Even though I have no religion, I have religiously kept fishing journals, which may be a form of religion after all. And while I could enumerate for you every excursion and every trout caught in my life, the only data point that matters for this story is the wane of my trout fishing.

Life called. A move to the city. A “real” job. Raising a family. Busy-ness. 10,000 lakes and a boat with which to ply them. No creeks a bike ride away or a drive down the road on a summer evening. 

While there was still good water within a decent drive east into northwestern Wisconsin or south into Minnesota’s own magnificent Driftless, my journals could tell you of some voids of an entire year without trout fishing in them.

Then a friend intervened.

Anthony and I are bird hunting buddies. He grew up on the prairie, and unlike me who was born in hill country with cold water, he became a trouter at the about the age when I went lackadaisical. 

To kill an August weekend before bird season, he talked me into a weekend on small water.  We camped. We sweated. We got bit by bugs. We parted jungles of tall meadow grass and navigated thickets of redwillow to get to the gurgle of springwater. 

It was a grand old time.

And we caught yellow-flanked browns and even some red-bellied brook trout whose heritage could trace to the ice age before the one that skipped this country of limestone and bluffs.

And trout, browns that would have been better named golds for their autumn flanks a-shimmer in the current and for their worth in my shaking hand.

I could try to wax poetic about what had stirred inside me. But you get it. It was simple: I had missed trout fishing, really missed it, and had been reintroduced at a time of life when I could maybe squeeze another outdoor passion into a year outside.

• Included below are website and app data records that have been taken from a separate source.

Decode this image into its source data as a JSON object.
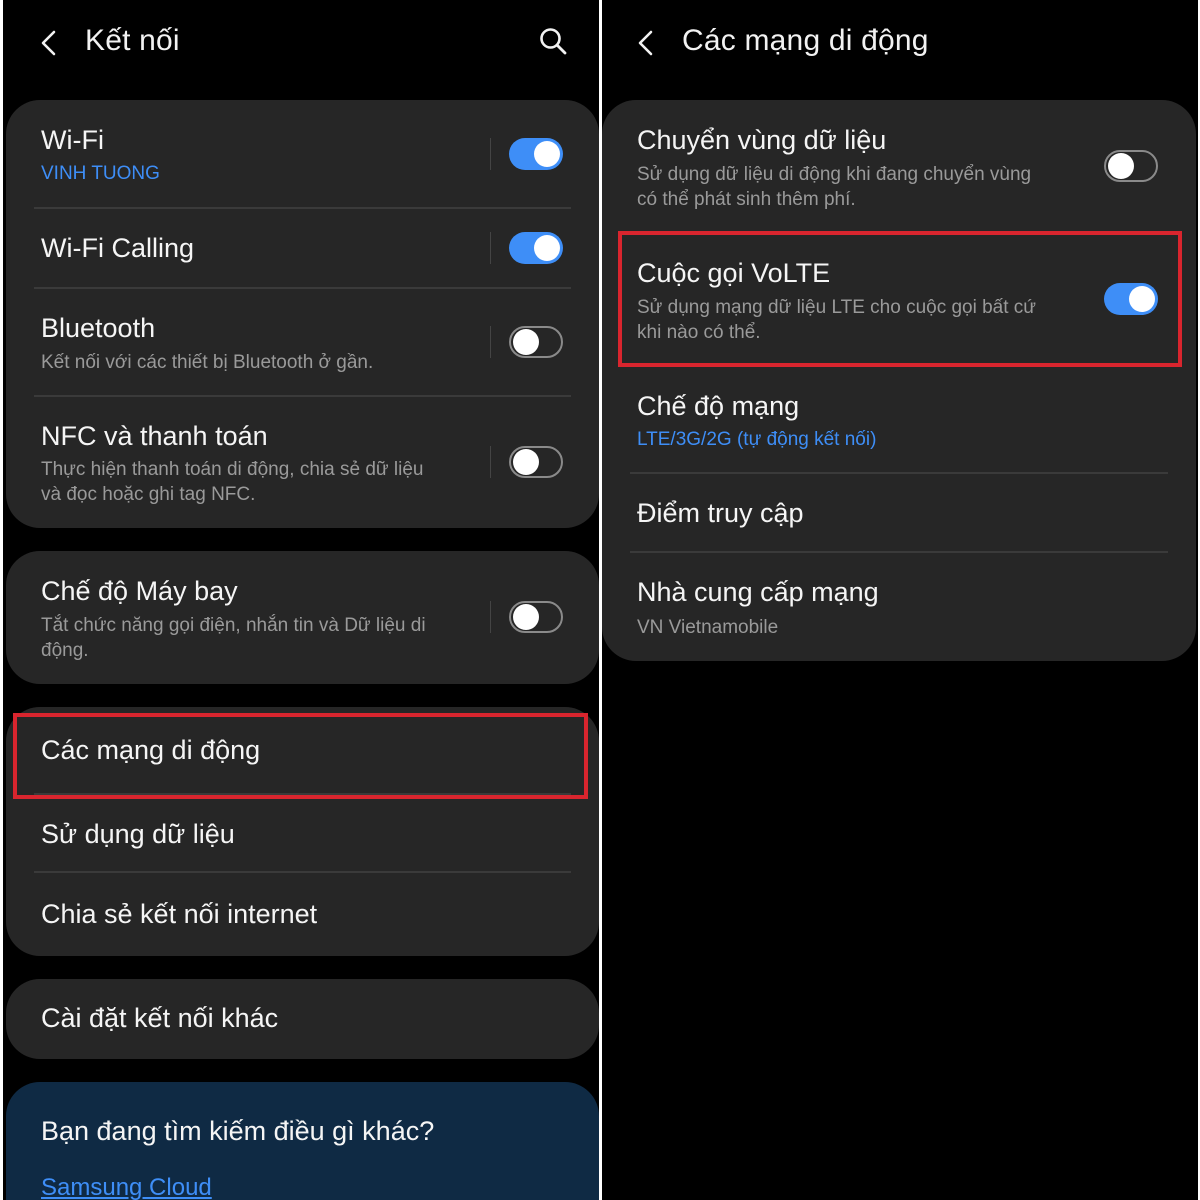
{
  "left_screen": {
    "title": "Kết nối",
    "card1": {
      "wifi": {
        "title": "Wi-Fi",
        "sub": "VINH TUONG",
        "enabled": true
      },
      "wifi_calling": {
        "title": "Wi-Fi Calling",
        "enabled": true
      },
      "bluetooth": {
        "title": "Bluetooth",
        "sub": "Kết nối với các thiết bị Bluetooth ở gần.",
        "enabled": false
      },
      "nfc": {
        "title": "NFC và thanh toán",
        "sub1": "Thực hiện thanh toán di động, chia sẻ dữ liệu",
        "sub2": "và đọc hoặc ghi tag NFC.",
        "enabled": false
      }
    },
    "card2": {
      "airplane": {
        "title": "Chế độ Máy bay",
        "sub1": "Tắt chức năng gọi điện, nhắn tin và Dữ liệu di",
        "sub2": "động.",
        "enabled": false
      }
    },
    "card3": {
      "mobile_networks": "Các mạng di động",
      "data_usage": "Sử dụng dữ liệu",
      "hotspot": "Chia sẻ kết nối internet"
    },
    "card4": {
      "more_settings": "Cài đặt kết nối khác"
    },
    "card5": {
      "looking_for": "Bạn đang tìm kiếm điều gì khác?",
      "link": "Samsung Cloud"
    }
  },
  "right_screen": {
    "title": "Các mạng di động",
    "roaming": {
      "title": "Chuyển vùng dữ liệu",
      "sub1": "Sử dụng dữ liệu di động khi đang chuyển vùng",
      "sub2": "có thể phát sinh thêm phí.",
      "enabled": false
    },
    "volte": {
      "title": "Cuộc gọi VoLTE",
      "sub1": "Sử dụng mạng dữ liệu LTE cho cuộc gọi bất cứ",
      "sub2": "khi nào có thể.",
      "enabled": true
    },
    "network_mode": {
      "title": "Chế độ mạng",
      "sub": "LTE/3G/2G (tự động kết nối)"
    },
    "access_points": {
      "title": "Điểm truy cập"
    },
    "operators": {
      "title": "Nhà cung cấp mạng",
      "sub": "VN Vietnamobile"
    }
  },
  "colors": {
    "accent": "#3e8ef7",
    "highlight": "#d9252e",
    "card": "#262626",
    "background": "#000000"
  },
  "icons": [
    "back-arrow-icon",
    "search-icon"
  ]
}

So I did. 

I ran down for another day of fishing before that bird season. Spent the winter retooling gear and studying maps and reading stream reports and dreaming of trout fishing in the springtime sun as much as I did turkey hunting.

The next year it grew, and the next year, more again. I have even discovered trout fishing as a fine way to occupy a couple sunny winter days in those previously “lost” sporting months of February and March. Thank goodness for that on the mind’s calendar when the dog and I come off the bird hunting road in January.

My buddy and I share a stream together often, and I even give him his choice of upstream or down, but sometimes we just hopscotch it… and we might even fish a run or pool together.

The fishing had started in February, and here it was the turn of September. A first run to the prairie for sharptails loomed, and then it would be all birds all the time. 

I had to trout-fish one more time. Just to say I had trout-fished in eight months of the year. And because I had to trout-fish one more time.

I picked a meadowy crik. The dog snuffled in the grass and wildflowers, chasing butterflies and staying out of the water. She is a good trout fishing dog. The day blustered fall but got better.

The aroma of wild mint, and the taste of it in my mouth. The feel of sunshine on my neck, peeking out now from behind raggedy-white clouds breaking up over the bluffs. Springwater cold and clear and riffling. And trout, browns that would have been better named golds for their autumn flanks a-shimmer in the current and for their worth in my shaking hand.

You could call that day the completion of my comeback. And I would call every water I have fished on this new journey—whether a branch or fork or brook or run—a crik. Or maybe more aptly, down in the roots of who I am anew, where springwater rushes over cobble and where a heart thumps back to boyhood, a Comeback Crik.

Tom Carpenter is the editor of Pheasants Forever magazine.

By Tom Carpenter.